A. Yes. In some ways, the way of working was conducive to the kind of tension and anxiety that I needed to draw from for it. The very first thing that Tom shot on me was a single shot of me in the first scene where Bertie meets Logue. That’s kind of baptism by fire in a story like this. Normally, you would kick off with something easy like walking down a corridor or getting out of a car and then the crew will get to know each other and once we’re all safely in the zone, then you can start to get into the more serious stuff, and then you might eventually start with a wide master shot with two actors, three actors. And you’ll know that that you’re establishing the scene first, the critical stuff.

The stuff on your face, most of that, is not going to play on this shot.
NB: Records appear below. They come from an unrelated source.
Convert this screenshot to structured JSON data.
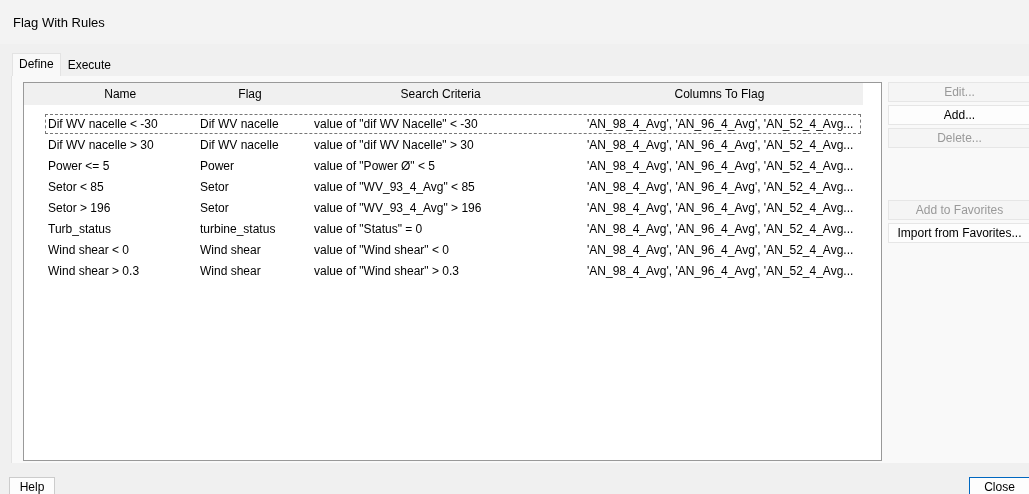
{
  "window": {
    "title": "Flag With Rules"
  },
  "tabs": [
    {
      "label": "Define",
      "selected": true
    },
    {
      "label": "Execute",
      "selected": false
    }
  ],
  "table": {
    "columns": [
      "Name",
      "Flag",
      "Search Criteria",
      "Columns To Flag"
    ],
    "rows": [
      {
        "cells": [
          "Dif WV nacelle < -30",
          "Dif WV nacelle",
          "value of \"dif WV Nacelle\" < -30",
          "'AN_98_4_Avg', 'AN_96_4_Avg', 'AN_52_4_Avg..."
        ],
        "selected": true
      },
      {
        "cells": [
          "Dif WV nacelle > 30",
          "Dif WV nacelle",
          "value of \"dif WV Nacelle\" > 30",
          "'AN_98_4_Avg', 'AN_96_4_Avg', 'AN_52_4_Avg..."
        ],
        "selected": false
      },
      {
        "cells": [
          "Power <= 5",
          "Power",
          "value of \"Power Ø\" < 5",
          "'AN_98_4_Avg', 'AN_96_4_Avg', 'AN_52_4_Avg..."
        ],
        "selected": false
      },
      {
        "cells": [
          "Setor < 85",
          "Setor",
          "value of \"WV_93_4_Avg\" < 85",
          "'AN_98_4_Avg', 'AN_96_4_Avg', 'AN_52_4_Avg..."
        ],
        "selected": false
      },
      {
        "cells": [
          "Setor > 196",
          "Setor",
          "value of \"WV_93_4_Avg\" > 196",
          "'AN_98_4_Avg', 'AN_96_4_Avg', 'AN_52_4_Avg..."
        ],
        "selected": false
      },
      {
        "cells": [
          "Turb_status",
          "turbine_status",
          "value of \"Status\" = 0",
          "'AN_98_4_Avg', 'AN_96_4_Avg', 'AN_52_4_Avg..."
        ],
        "selected": false
      },
      {
        "cells": [
          "Wind shear < 0",
          "Wind shear",
          "value of \"Wind shear\" < 0",
          "'AN_98_4_Avg', 'AN_96_4_Avg', 'AN_52_4_Avg..."
        ],
        "selected": false
      },
      {
        "cells": [
          "Wind shear > 0.3",
          "Wind shear",
          "value of \"Wind shear\" > 0.3",
          "'AN_98_4_Avg', 'AN_96_4_Avg', 'AN_52_4_Avg..."
        ],
        "selected": false
      }
    ]
  },
  "side_buttons": [
    {
      "label": "Edit...",
      "disabled": true
    },
    {
      "label": "Add...",
      "disabled": false
    },
    {
      "label": "Delete...",
      "disabled": true
    }
  ],
  "favorite_buttons": [
    {
      "label": "Add to Favorites",
      "disabled": true
    },
    {
      "label": "Import from Favorites...",
      "disabled": false
    }
  ],
  "footer_buttons": [
    "Help",
    "Close"
  ]
}
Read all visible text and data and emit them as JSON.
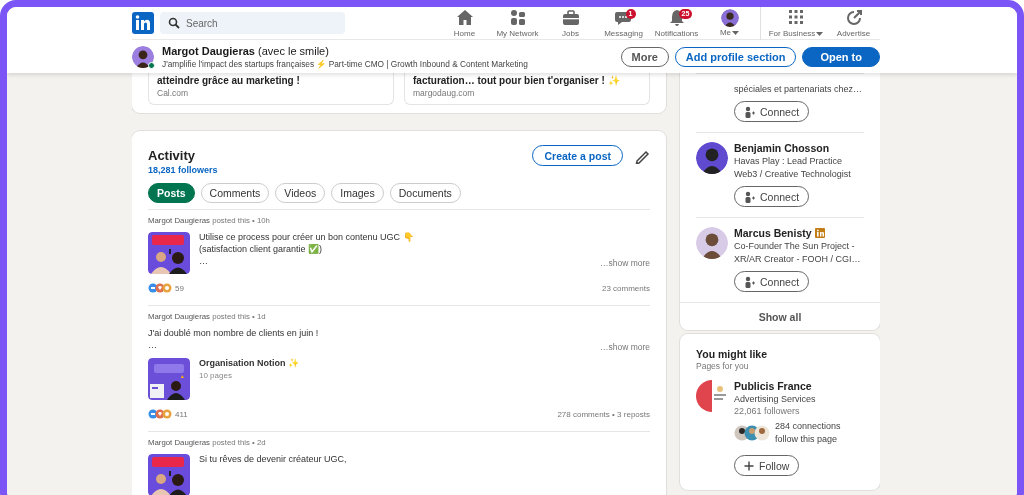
{
  "nav": {
    "search": {
      "placeholder": "Search"
    },
    "items": [
      {
        "kind": "home",
        "label": "Home"
      },
      {
        "kind": "network",
        "label": "My Network"
      },
      {
        "kind": "jobs",
        "label": "Jobs"
      },
      {
        "kind": "messaging",
        "label": "Messaging",
        "badge": "1"
      },
      {
        "kind": "notifications",
        "label": "Notifications",
        "badge": "25"
      },
      {
        "kind": "me",
        "label": "Me",
        "dropdown": true
      },
      {
        "kind": "business",
        "label": "For Business",
        "dropdown": true
      },
      {
        "kind": "advertise",
        "label": "Advertise"
      }
    ]
  },
  "profile_bar": {
    "name": "Margot Daugieras",
    "name_suffix": "(avec le smile)",
    "online": true,
    "headline": "J'amplifie l'impact des startups françaises ⚡ Part-time CMO | Growth Inbound & Content Marketing",
    "buttons": [
      {
        "kind": "secondary",
        "label": "More"
      },
      {
        "kind": "outline",
        "label": "Add profile section"
      },
      {
        "kind": "primary",
        "label": "Open to"
      }
    ]
  },
  "link_cards": [
    {
      "title": "atteindre grâce au marketing !",
      "domain": "Cal.com"
    },
    {
      "title": "facturation… tout pour bien t'organiser ! ✨",
      "domain": "margodaug.com"
    }
  ],
  "activity": {
    "title": "Activity",
    "followers": "18,281 followers",
    "create_button": "Create a post",
    "filters": [
      {
        "label": "Posts",
        "selected": true
      },
      {
        "label": "Comments",
        "selected": false
      },
      {
        "label": "Videos",
        "selected": false
      },
      {
        "label": "Images",
        "selected": false
      },
      {
        "label": "Documents",
        "selected": false
      }
    ],
    "posts": [
      {
        "kind": "media",
        "author": "Margot Daugieras",
        "meta": "posted this • 10h",
        "lines": [
          "Utilise ce process pour créer un bon contenu UGC 👇",
          "(satisfaction client garantie ✅)",
          "…"
        ],
        "show_more": "…show more",
        "reactions": "59",
        "stats": "23 comments"
      },
      {
        "kind": "document",
        "author": "Margot Daugieras",
        "meta": "posted this • 1d",
        "lines": [
          "J'ai doublé mon nombre de clients en juin !",
          "…"
        ],
        "show_more": "…show more",
        "document": {
          "title": "Organisation Notion ✨",
          "pages": "10 pages"
        },
        "reactions": "411",
        "stats": "278 comments • 3 reposts"
      },
      {
        "kind": "media",
        "author": "Margot Daugieras",
        "meta": "posted this • 2d",
        "lines": [
          "Si tu rêves de devenir créateur UGC,"
        ]
      }
    ]
  },
  "people": {
    "items": [
      {
        "headline": "spéciales et partenariats chez…",
        "connect": "Connect"
      },
      {
        "name": "Benjamin Chosson",
        "premium": false,
        "headline": "Havas Play : Lead Practice Web3 / Creative Technologist",
        "connect": "Connect"
      },
      {
        "name": "Marcus Benisty",
        "premium": true,
        "headline": "Co-Founder The Sun Project - XR/AR Creator - FOOH / CGI…",
        "connect": "Connect"
      }
    ],
    "show_all": "Show all"
  },
  "you_might_like": {
    "title": "You might like",
    "subtitle": "Pages for you",
    "page": {
      "name": "Publicis France",
      "category": "Advertising Services",
      "followers": "22,061 followers",
      "connections": "284 connections follow this page",
      "follow": "Follow"
    }
  }
}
So you get a chance, it’s like a rehearsal. Tom didn’t do any of that. He decided to take a ten minute scene which was basically a three act play and said kick off on my face. And there is nothing for it but to commit. And I think he made a very, very good decision, not just for me, but for him, where we thought, “Okay, you know, you don’t have much time in film, I think, has a misperception that you try and try again until you get it right and you can keep doing it.”

That’s not how it works. You get three goes, four. It’s expensive. You know, it goes into the can and you move on. It doesn’t matter if you haven’t really nailed it. This is like a feeling of being pushed out in the royal upper house and told to sing on the first night without much rehearsal and you just have to dig for whatever you can. And then, I think it was very good because I put both feet in and so did he and he committed to a style he wasn’t quite sure about yet. He still had a few options open, but after we completed that day which could have ended up being about ten percent of our entire film, he realized he had committed to a cinematographic style. And I had committed to my approach and to be squeezed down in the corner of a sofa and Tom kept telling me to shrink myself physically because I’m much bigger than George VI. He was very slight and he had a famous small disposition.

So Tom’s note to me was, “Try to disappear as much as possible.” And I think that’s partly why he put me on the edge of the big sofa and part of why he put me on the edge of the frame, surrounded me by what he thought was negative space. And I could feel all that going on and so it definitely informed what I did.